(Beginning of Data for this exercise)
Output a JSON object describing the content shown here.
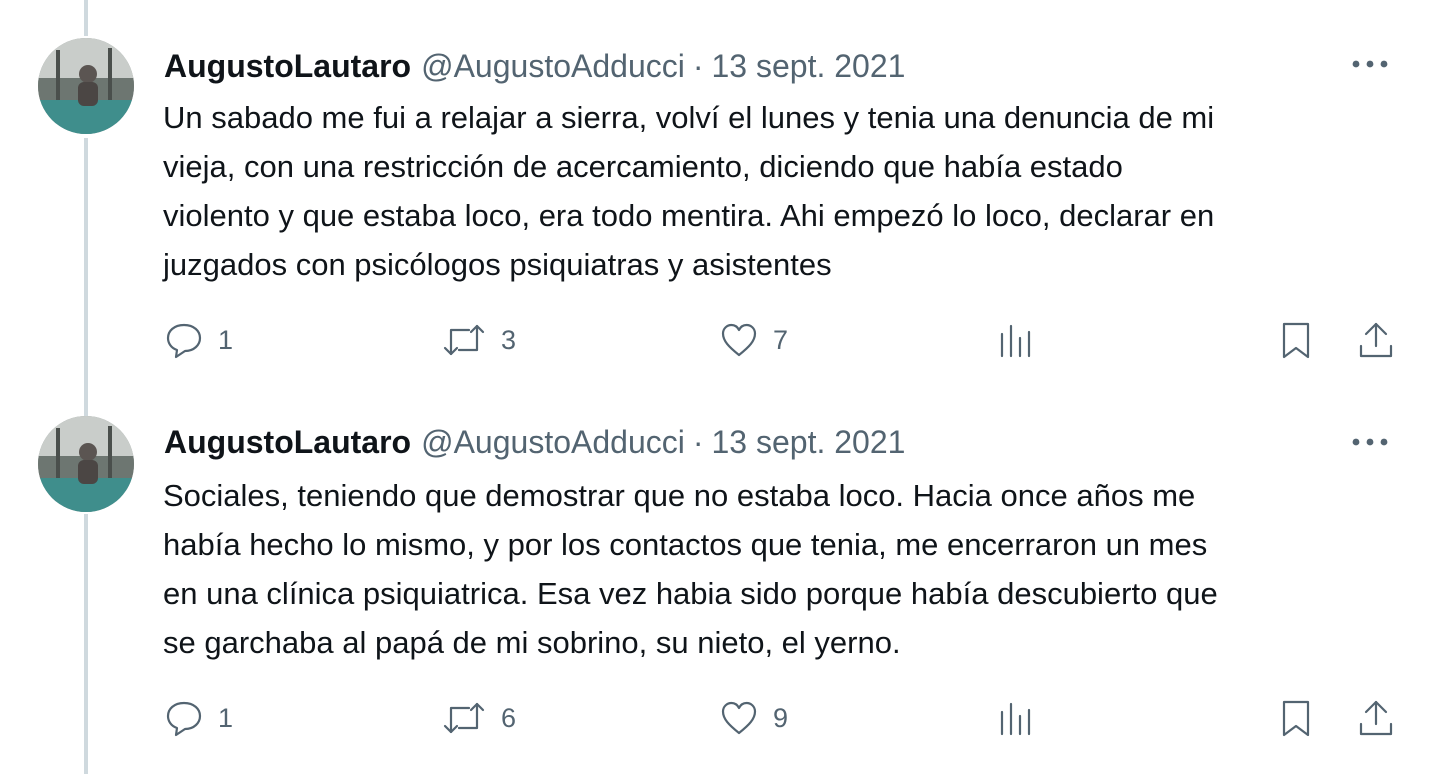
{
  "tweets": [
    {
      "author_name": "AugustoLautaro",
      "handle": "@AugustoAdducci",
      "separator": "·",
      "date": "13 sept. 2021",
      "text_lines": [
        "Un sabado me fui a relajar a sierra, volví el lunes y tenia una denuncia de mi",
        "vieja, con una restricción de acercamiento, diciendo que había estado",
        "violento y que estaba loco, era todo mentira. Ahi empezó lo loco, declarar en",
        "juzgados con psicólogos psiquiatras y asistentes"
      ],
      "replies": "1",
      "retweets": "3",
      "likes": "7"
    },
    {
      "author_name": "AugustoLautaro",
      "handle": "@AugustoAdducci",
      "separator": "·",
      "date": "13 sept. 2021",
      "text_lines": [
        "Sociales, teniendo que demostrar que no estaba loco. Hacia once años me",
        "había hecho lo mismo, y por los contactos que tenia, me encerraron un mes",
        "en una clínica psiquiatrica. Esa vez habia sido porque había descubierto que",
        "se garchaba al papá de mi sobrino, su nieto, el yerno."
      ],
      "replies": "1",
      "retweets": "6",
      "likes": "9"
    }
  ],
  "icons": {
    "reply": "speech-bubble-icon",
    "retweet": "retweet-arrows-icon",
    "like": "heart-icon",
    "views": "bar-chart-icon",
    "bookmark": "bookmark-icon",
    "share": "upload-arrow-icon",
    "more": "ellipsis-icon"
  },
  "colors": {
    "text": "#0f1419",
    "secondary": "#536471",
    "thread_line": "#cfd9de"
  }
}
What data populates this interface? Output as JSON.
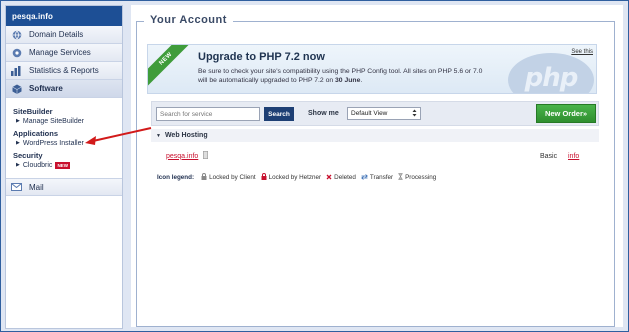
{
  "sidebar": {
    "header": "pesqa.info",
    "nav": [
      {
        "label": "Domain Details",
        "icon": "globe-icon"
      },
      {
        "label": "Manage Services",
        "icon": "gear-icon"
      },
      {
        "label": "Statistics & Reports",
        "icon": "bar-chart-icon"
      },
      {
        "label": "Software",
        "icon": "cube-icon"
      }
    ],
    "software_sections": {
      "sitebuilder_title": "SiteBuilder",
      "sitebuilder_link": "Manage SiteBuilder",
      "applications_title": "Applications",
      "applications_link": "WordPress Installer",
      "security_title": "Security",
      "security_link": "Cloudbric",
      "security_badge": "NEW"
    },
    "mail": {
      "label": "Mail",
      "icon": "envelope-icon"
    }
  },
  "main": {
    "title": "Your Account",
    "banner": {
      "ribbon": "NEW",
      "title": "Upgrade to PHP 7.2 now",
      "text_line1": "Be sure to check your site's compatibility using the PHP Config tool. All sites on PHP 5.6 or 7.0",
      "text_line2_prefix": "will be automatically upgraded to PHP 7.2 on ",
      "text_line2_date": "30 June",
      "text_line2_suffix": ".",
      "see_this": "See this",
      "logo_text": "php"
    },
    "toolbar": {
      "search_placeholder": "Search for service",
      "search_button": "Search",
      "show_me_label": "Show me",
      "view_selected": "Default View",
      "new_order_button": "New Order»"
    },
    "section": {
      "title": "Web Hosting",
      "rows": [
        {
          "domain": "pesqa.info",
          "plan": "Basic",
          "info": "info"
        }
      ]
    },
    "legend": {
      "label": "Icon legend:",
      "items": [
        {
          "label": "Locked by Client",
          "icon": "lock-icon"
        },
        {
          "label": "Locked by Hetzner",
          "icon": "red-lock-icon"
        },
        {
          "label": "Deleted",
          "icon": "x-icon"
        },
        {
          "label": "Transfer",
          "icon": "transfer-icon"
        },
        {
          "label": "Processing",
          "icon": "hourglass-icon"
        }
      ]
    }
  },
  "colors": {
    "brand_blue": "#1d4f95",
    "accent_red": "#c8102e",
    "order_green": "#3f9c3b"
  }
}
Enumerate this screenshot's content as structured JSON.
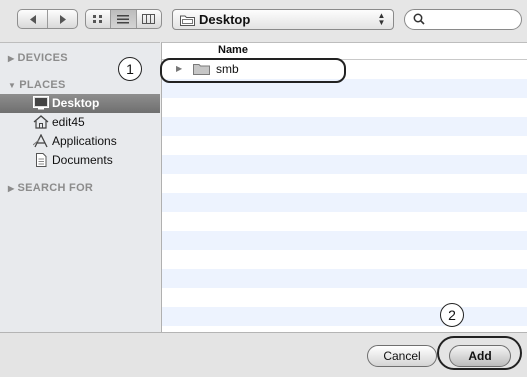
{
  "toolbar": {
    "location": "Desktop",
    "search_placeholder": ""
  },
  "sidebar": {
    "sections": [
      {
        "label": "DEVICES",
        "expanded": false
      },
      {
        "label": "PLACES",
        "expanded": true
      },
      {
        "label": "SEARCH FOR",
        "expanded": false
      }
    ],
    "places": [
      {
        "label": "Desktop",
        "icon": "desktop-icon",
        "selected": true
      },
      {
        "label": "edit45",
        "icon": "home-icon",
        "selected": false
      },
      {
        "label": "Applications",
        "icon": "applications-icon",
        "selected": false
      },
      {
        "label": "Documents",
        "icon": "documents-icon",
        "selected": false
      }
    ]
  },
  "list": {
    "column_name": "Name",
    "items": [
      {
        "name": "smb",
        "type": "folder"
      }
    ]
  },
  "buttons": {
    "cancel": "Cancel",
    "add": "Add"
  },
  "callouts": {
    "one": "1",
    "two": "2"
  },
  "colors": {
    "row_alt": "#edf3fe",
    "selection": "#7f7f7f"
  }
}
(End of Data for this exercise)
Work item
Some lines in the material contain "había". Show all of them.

Written solution
        "vieja, con una restricción de acercamiento, diciendo que había estado",
        "había hecho lo mismo, y por los contactos que tenia, me encerraron un mes",
        "en una clínica psiquiatrica. Esa vez habia sido porque había descubierto que",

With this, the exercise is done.